Work task :: In the data below, how many lines include the word "Phúc"? Give only the number.

____ Data for the task

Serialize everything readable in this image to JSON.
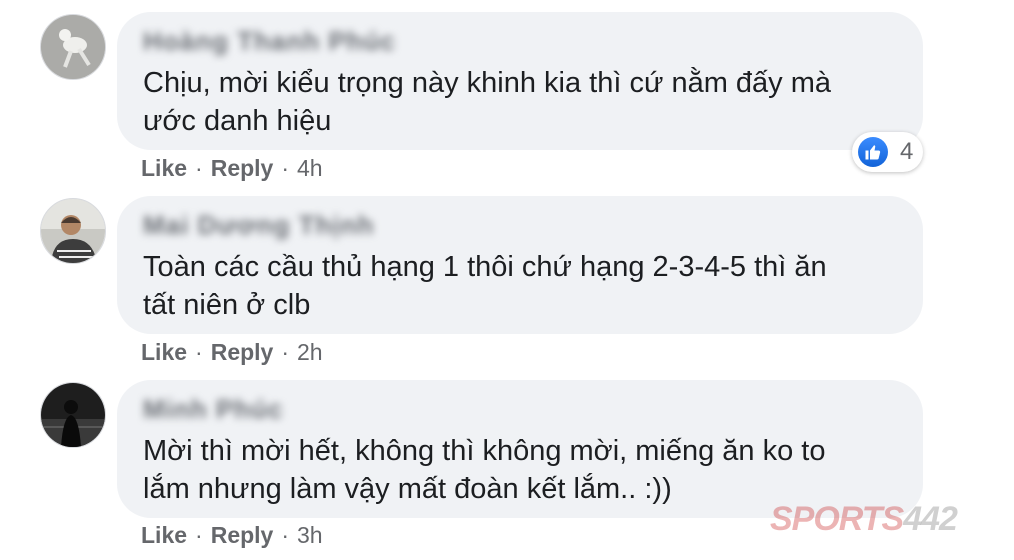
{
  "comments": [
    {
      "author": "Hoàng Thanh Phúc",
      "text_lines": [
        "Chịu, mời kiểu trọng này khinh kia thì cứ nằm đấy mà",
        "ước danh hiệu"
      ],
      "like": "Like",
      "reply": "Reply",
      "time": "4h",
      "reaction_count": "4"
    },
    {
      "author": "Mai Dương Thịnh",
      "text_lines": [
        "Toàn các cầu thủ hạng 1 thôi chứ hạng 2-3-4-5 thì ăn",
        "tất niên ở clb"
      ],
      "like": "Like",
      "reply": "Reply",
      "time": "2h"
    },
    {
      "author": "Minh Phúc",
      "text_lines": [
        "Mời thì mời hết, không thì không mời, miếng ăn ko to",
        "lắm nhưng làm vậy mất đoàn kết lắm.. :))"
      ],
      "like": "Like",
      "reply": "Reply",
      "time": "3h"
    }
  ],
  "separator": "·",
  "watermark": {
    "brand": "SPORTS",
    "number": "442"
  },
  "colors": {
    "like_blue": "#1877f2",
    "bubble_bg": "#f0f2f5",
    "meta_gray": "#65676b"
  }
}
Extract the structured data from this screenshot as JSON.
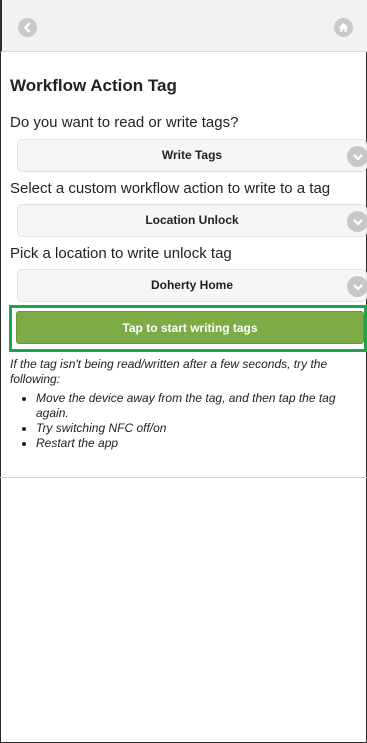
{
  "header": {
    "back_icon": "chevron-left-icon",
    "home_icon": "home-icon"
  },
  "page": {
    "title": "Workflow Action Tag"
  },
  "mode": {
    "question": "Do you want to read or write tags?",
    "selected": "Write Tags"
  },
  "action": {
    "question": "Select a custom workflow action to write to a tag",
    "selected": "Location Unlock"
  },
  "location": {
    "question": "Pick a location to write unlock tag",
    "selected": "Doherty Home"
  },
  "start_button": {
    "label": "Tap to start writing tags"
  },
  "help": {
    "intro": "If the tag isn't being read/written after a few seconds, try the following:",
    "tips": [
      "Move the device away from the tag, and then tap the tag again.",
      "Try switching NFC off/on",
      "Restart the app"
    ]
  },
  "colors": {
    "button": "#7dab45",
    "highlight": "#1ea54b"
  }
}
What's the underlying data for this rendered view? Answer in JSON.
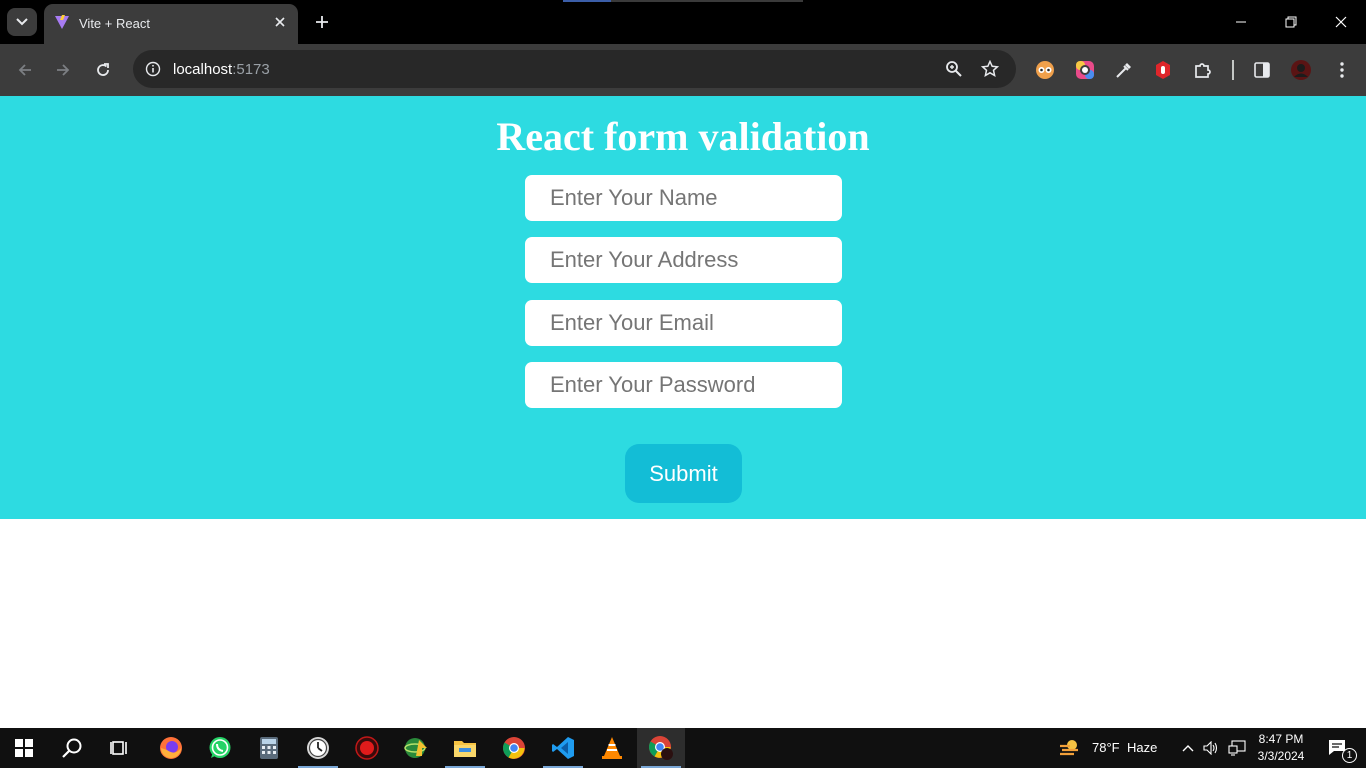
{
  "browser": {
    "tab": {
      "title": "Vite + React"
    },
    "address_bar": {
      "host": "localhost",
      "port": ":5173"
    }
  },
  "page": {
    "title": "React form validation",
    "fields": [
      {
        "placeholder": "Enter Your Name",
        "value": ""
      },
      {
        "placeholder": "Enter Your Address",
        "value": ""
      },
      {
        "placeholder": "Enter Your Email",
        "value": ""
      },
      {
        "placeholder": "Enter Your Password",
        "value": ""
      }
    ],
    "submit_label": "Submit",
    "colors": {
      "form_background": "#2ddbe1",
      "submit_background": "#13bdd6",
      "title_color": "#ffffff"
    }
  },
  "taskbar": {
    "weather": {
      "temp": "78°F",
      "condition": "Haze"
    },
    "clock": {
      "time": "8:47 PM",
      "date": "3/3/2024"
    },
    "notification_count": "1",
    "apps": [
      "start-icon",
      "search-icon",
      "task-view-icon",
      "firefox-icon",
      "whatsapp-icon",
      "calculator-icon",
      "clock-app-icon",
      "record-icon",
      "internet-download-icon",
      "file-explorer-icon",
      "chrome-icon",
      "vscode-icon",
      "vlc-icon",
      "chrome-profile-icon"
    ]
  }
}
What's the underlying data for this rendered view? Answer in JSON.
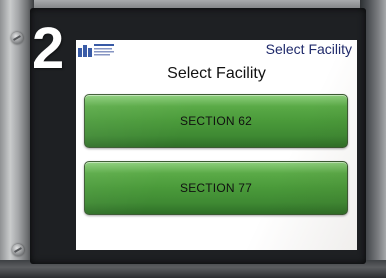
{
  "step_number": "2",
  "screen": {
    "header_title": "Select Facility",
    "title": "Select Facility",
    "buttons": [
      {
        "label": "SECTION 62"
      },
      {
        "label": "SECTION 77"
      }
    ]
  },
  "colors": {
    "button_green": "#4a9a3a",
    "header_text": "#1f2a6b",
    "logo_blue": "#2b4fa0"
  },
  "icons": {
    "logo": "company-logo-icon",
    "screw": "screw-icon"
  }
}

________

Result of this exercise :: 2